- Task
Each entry below is to be returned exactly, with any pictures left out.

◆ ◆ ◆

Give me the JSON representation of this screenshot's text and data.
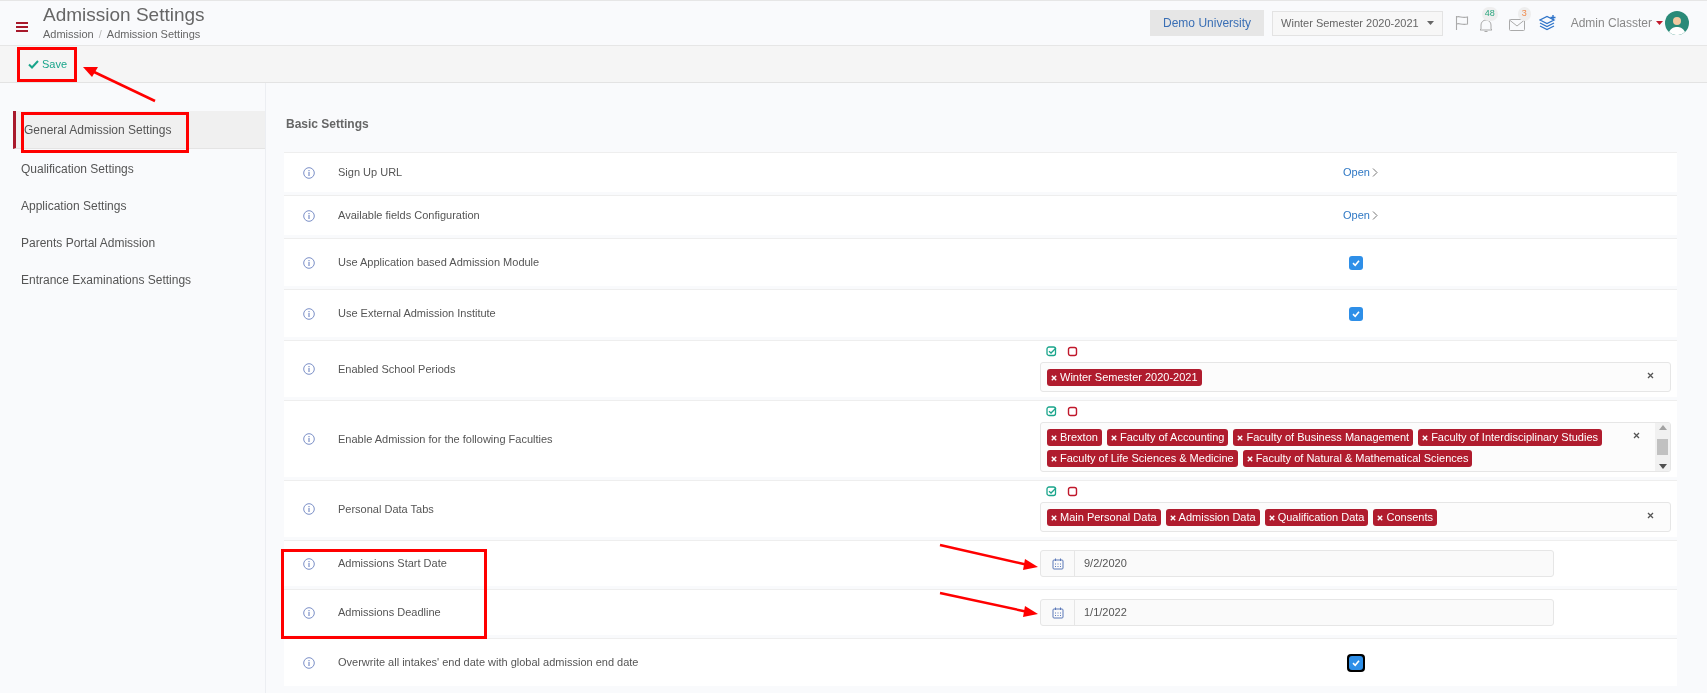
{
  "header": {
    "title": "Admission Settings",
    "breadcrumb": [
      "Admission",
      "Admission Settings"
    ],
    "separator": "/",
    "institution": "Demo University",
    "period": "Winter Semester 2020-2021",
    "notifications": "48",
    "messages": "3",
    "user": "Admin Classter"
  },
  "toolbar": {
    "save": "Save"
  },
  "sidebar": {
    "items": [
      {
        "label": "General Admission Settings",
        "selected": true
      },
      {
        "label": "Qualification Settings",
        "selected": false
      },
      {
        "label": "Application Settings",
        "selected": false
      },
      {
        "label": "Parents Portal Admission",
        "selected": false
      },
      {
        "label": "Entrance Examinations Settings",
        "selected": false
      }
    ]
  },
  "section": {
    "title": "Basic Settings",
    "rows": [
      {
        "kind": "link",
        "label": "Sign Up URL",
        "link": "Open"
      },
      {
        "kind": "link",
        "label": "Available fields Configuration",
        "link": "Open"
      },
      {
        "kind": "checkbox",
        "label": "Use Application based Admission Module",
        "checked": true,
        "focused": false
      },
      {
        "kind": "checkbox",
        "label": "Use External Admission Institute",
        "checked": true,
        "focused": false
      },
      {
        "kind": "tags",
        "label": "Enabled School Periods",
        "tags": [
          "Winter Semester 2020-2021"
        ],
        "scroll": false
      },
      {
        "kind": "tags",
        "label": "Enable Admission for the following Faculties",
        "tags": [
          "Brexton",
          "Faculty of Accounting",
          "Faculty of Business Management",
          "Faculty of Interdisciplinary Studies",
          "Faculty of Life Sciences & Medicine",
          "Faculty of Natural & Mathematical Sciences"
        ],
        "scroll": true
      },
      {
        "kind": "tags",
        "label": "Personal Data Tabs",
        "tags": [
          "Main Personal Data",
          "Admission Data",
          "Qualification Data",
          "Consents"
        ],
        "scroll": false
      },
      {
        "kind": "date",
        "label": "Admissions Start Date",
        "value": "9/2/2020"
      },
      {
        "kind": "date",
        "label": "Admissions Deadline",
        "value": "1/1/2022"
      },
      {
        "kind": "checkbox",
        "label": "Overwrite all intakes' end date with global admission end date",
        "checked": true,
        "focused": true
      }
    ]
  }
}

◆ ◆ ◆

- Written reply
Give me the JSON representation of this screenshot's text and data.
{
  "header": {
    "title": "Admission Settings",
    "breadcrumb": [
      "Admission",
      "Admission Settings"
    ],
    "separator": "/",
    "institution": "Demo University",
    "period": "Winter Semester 2020-2021",
    "notifications": "48",
    "messages": "3",
    "user": "Admin Classter"
  },
  "toolbar": {
    "save": "Save"
  },
  "sidebar": {
    "items": [
      {
        "label": "General Admission Settings",
        "selected": true
      },
      {
        "label": "Qualification Settings",
        "selected": false
      },
      {
        "label": "Application Settings",
        "selected": false
      },
      {
        "label": "Parents Portal Admission",
        "selected": false
      },
      {
        "label": "Entrance Examinations Settings",
        "selected": false
      }
    ]
  },
  "section": {
    "title": "Basic Settings",
    "rows": [
      {
        "kind": "link",
        "label": "Sign Up URL",
        "link": "Open"
      },
      {
        "kind": "link",
        "label": "Available fields Configuration",
        "link": "Open"
      },
      {
        "kind": "checkbox",
        "label": "Use Application based Admission Module",
        "checked": true,
        "focused": false
      },
      {
        "kind": "checkbox",
        "label": "Use External Admission Institute",
        "checked": true,
        "focused": false
      },
      {
        "kind": "tags",
        "label": "Enabled School Periods",
        "tags": [
          "Winter Semester 2020-2021"
        ],
        "scroll": false
      },
      {
        "kind": "tags",
        "label": "Enable Admission for the following Faculties",
        "tags": [
          "Brexton",
          "Faculty of Accounting",
          "Faculty of Business Management",
          "Faculty of Interdisciplinary Studies",
          "Faculty of Life Sciences & Medicine",
          "Faculty of Natural & Mathematical Sciences"
        ],
        "scroll": true
      },
      {
        "kind": "tags",
        "label": "Personal Data Tabs",
        "tags": [
          "Main Personal Data",
          "Admission Data",
          "Qualification Data",
          "Consents"
        ],
        "scroll": false
      },
      {
        "kind": "date",
        "label": "Admissions Start Date",
        "value": "9/2/2020"
      },
      {
        "kind": "date",
        "label": "Admissions Deadline",
        "value": "1/1/2022"
      },
      {
        "kind": "checkbox",
        "label": "Overwrite all intakes' end date with global admission end date",
        "checked": true,
        "focused": true
      }
    ]
  }
}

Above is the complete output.